───── Given entries ─────
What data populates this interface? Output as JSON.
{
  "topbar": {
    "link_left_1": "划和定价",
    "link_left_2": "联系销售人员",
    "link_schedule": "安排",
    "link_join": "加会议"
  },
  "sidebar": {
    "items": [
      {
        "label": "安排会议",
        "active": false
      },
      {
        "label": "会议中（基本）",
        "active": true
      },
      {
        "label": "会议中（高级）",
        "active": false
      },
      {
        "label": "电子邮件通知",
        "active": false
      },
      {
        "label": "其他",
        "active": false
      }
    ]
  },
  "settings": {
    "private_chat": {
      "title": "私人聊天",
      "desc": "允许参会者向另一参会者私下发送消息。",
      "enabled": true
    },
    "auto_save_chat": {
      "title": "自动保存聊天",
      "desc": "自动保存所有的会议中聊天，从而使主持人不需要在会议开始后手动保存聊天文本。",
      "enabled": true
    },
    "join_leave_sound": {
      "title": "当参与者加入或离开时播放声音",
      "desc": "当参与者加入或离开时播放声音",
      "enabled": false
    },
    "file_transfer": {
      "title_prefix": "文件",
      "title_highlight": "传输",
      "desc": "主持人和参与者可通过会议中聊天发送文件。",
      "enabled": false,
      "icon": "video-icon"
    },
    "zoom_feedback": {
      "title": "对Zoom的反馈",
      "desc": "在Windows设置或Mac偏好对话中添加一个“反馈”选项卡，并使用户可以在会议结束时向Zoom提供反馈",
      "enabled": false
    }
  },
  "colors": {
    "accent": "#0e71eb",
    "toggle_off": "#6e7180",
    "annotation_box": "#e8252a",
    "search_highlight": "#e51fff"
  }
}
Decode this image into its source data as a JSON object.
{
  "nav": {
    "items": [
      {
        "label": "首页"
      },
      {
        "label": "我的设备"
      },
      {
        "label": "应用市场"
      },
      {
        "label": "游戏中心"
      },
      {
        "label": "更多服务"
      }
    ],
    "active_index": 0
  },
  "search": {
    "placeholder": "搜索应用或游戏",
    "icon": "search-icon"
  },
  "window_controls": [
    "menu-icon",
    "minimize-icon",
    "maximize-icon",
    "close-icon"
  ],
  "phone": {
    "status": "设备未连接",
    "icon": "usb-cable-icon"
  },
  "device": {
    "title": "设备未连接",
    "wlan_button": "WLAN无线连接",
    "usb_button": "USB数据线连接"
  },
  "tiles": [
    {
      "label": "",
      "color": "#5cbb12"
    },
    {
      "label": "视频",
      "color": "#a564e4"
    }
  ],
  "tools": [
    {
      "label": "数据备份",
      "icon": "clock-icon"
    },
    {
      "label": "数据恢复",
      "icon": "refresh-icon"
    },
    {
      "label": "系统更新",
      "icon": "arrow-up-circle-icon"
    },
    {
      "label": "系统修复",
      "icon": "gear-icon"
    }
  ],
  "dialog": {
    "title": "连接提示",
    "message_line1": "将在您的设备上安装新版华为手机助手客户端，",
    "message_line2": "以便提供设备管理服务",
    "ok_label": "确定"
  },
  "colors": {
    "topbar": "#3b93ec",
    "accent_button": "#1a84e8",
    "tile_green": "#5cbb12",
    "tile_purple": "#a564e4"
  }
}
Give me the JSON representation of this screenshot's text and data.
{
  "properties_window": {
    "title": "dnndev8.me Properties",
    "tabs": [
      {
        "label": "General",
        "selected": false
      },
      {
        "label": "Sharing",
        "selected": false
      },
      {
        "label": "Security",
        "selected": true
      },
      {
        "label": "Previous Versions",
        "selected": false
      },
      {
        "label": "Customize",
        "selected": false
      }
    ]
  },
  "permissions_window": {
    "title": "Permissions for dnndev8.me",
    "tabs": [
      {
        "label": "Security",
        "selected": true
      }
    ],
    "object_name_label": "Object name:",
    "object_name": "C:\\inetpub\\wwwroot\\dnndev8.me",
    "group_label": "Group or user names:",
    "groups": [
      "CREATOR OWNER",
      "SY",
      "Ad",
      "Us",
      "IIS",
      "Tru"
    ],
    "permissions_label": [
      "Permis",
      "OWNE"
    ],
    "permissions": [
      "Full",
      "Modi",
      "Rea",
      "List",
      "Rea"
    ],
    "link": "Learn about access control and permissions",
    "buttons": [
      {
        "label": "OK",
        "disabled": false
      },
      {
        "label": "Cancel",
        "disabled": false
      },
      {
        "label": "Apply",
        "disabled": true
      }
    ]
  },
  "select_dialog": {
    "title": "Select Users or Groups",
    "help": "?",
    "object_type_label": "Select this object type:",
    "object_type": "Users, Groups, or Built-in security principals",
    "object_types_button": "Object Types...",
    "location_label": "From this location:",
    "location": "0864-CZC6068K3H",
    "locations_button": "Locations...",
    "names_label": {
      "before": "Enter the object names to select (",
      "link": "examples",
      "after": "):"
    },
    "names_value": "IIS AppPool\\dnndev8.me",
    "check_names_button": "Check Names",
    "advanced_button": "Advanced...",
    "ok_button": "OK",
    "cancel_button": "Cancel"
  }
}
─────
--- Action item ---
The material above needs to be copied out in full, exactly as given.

--- Solution for this task ---
What data populates this interface? Output as JSON.
{
  "topbar": {
    "link_left_1": "划和定价",
    "link_left_2": "联系销售人员",
    "link_schedule": "安排",
    "link_join": "加会议"
  },
  "sidebar": {
    "items": [
      {
        "label": "安排会议",
        "active": false
      },
      {
        "label": "会议中（基本）",
        "active": true
      },
      {
        "label": "会议中（高级）",
        "active": false
      },
      {
        "label": "电子邮件通知",
        "active": false
      },
      {
        "label": "其他",
        "active": false
      }
    ]
  },
  "settings": {
    "private_chat": {
      "title": "私人聊天",
      "desc": "允许参会者向另一参会者私下发送消息。",
      "enabled": true
    },
    "auto_save_chat": {
      "title": "自动保存聊天",
      "desc": "自动保存所有的会议中聊天，从而使主持人不需要在会议开始后手动保存聊天文本。",
      "enabled": true
    },
    "join_leave_sound": {
      "title": "当参与者加入或离开时播放声音",
      "desc": "当参与者加入或离开时播放声音",
      "enabled": false
    },
    "file_transfer": {
      "title_prefix": "文件",
      "title_highlight": "传输",
      "desc": "主持人和参与者可通过会议中聊天发送文件。",
      "enabled": false,
      "icon": "video-icon"
    },
    "zoom_feedback": {
      "title": "对Zoom的反馈",
      "desc": "在Windows设置或Mac偏好对话中添加一个“反馈”选项卡，并使用户可以在会议结束时向Zoom提供反馈",
      "enabled": false
    }
  },
  "colors": {
    "accent": "#0e71eb",
    "toggle_off": "#6e7180",
    "annotation_box": "#e8252a",
    "search_highlight": "#e51fff"
  }
}
Decode this image into its source data as a JSON object.
{
  "nav": {
    "items": [
      {
        "label": "首页"
      },
      {
        "label": "我的设备"
      },
      {
        "label": "应用市场"
      },
      {
        "label": "游戏中心"
      },
      {
        "label": "更多服务"
      }
    ],
    "active_index": 0
  },
  "search": {
    "placeholder": "搜索应用或游戏",
    "icon": "search-icon"
  },
  "window_controls": [
    "menu-icon",
    "minimize-icon",
    "maximize-icon",
    "close-icon"
  ],
  "phone": {
    "status": "设备未连接",
    "icon": "usb-cable-icon"
  },
  "device": {
    "title": "设备未连接",
    "wlan_button": "WLAN无线连接",
    "usb_button": "USB数据线连接"
  },
  "tiles": [
    {
      "label": "",
      "color": "#5cbb12"
    },
    {
      "label": "视频",
      "color": "#a564e4"
    }
  ],
  "tools": [
    {
      "label": "数据备份",
      "icon": "clock-icon"
    },
    {
      "label": "数据恢复",
      "icon": "refresh-icon"
    },
    {
      "label": "系统更新",
      "icon": "arrow-up-circle-icon"
    },
    {
      "label": "系统修复",
      "icon": "gear-icon"
    }
  ],
  "dialog": {
    "title": "连接提示",
    "message_line1": "将在您的设备上安装新版华为手机助手客户端，",
    "message_line2": "以便提供设备管理服务",
    "ok_label": "确定"
  },
  "colors": {
    "topbar": "#3b93ec",
    "accent_button": "#1a84e8",
    "tile_green": "#5cbb12",
    "tile_purple": "#a564e4"
  }
}
Give me the JSON representation of this screenshot's text and data.
{
  "properties_window": {
    "title": "dnndev8.me Properties",
    "tabs": [
      {
        "label": "General",
        "selected": false
      },
      {
        "label": "Sharing",
        "selected": false
      },
      {
        "label": "Security",
        "selected": true
      },
      {
        "label": "Previous Versions",
        "selected": false
      },
      {
        "label": "Customize",
        "selected": false
      }
    ]
  },
  "permissions_window": {
    "title": "Permissions for dnndev8.me",
    "tabs": [
      {
        "label": "Security",
        "selected": true
      }
    ],
    "object_name_label": "Object name:",
    "object_name": "C:\\inetpub\\wwwroot\\dnndev8.me",
    "group_label": "Group or user names:",
    "groups": [
      "CREATOR OWNER",
      "SY",
      "Ad",
      "Us",
      "IIS",
      "Tru"
    ],
    "permissions_label": [
      "Permis",
      "OWNE"
    ],
    "permissions": [
      "Full",
      "Modi",
      "Rea",
      "List",
      "Rea"
    ],
    "link": "Learn about access control and permissions",
    "buttons": [
      {
        "label": "OK",
        "disabled": false
      },
      {
        "label": "Cancel",
        "disabled": false
      },
      {
        "label": "Apply",
        "disabled": true
      }
    ]
  },
  "select_dialog": {
    "title": "Select Users or Groups",
    "help": "?",
    "object_type_label": "Select this object type:",
    "object_type": "Users, Groups, or Built-in security principals",
    "object_types_button": "Object Types...",
    "location_label": "From this location:",
    "location": "0864-CZC6068K3H",
    "locations_button": "Locations...",
    "names_label": {
      "before": "Enter the object names to select (",
      "link": "examples",
      "after": "):"
    },
    "names_value": "IIS AppPool\\dnndev8.me",
    "check_names_button": "Check Names",
    "advanced_button": "Advanced...",
    "ok_button": "OK",
    "cancel_button": "Cancel"
  }
}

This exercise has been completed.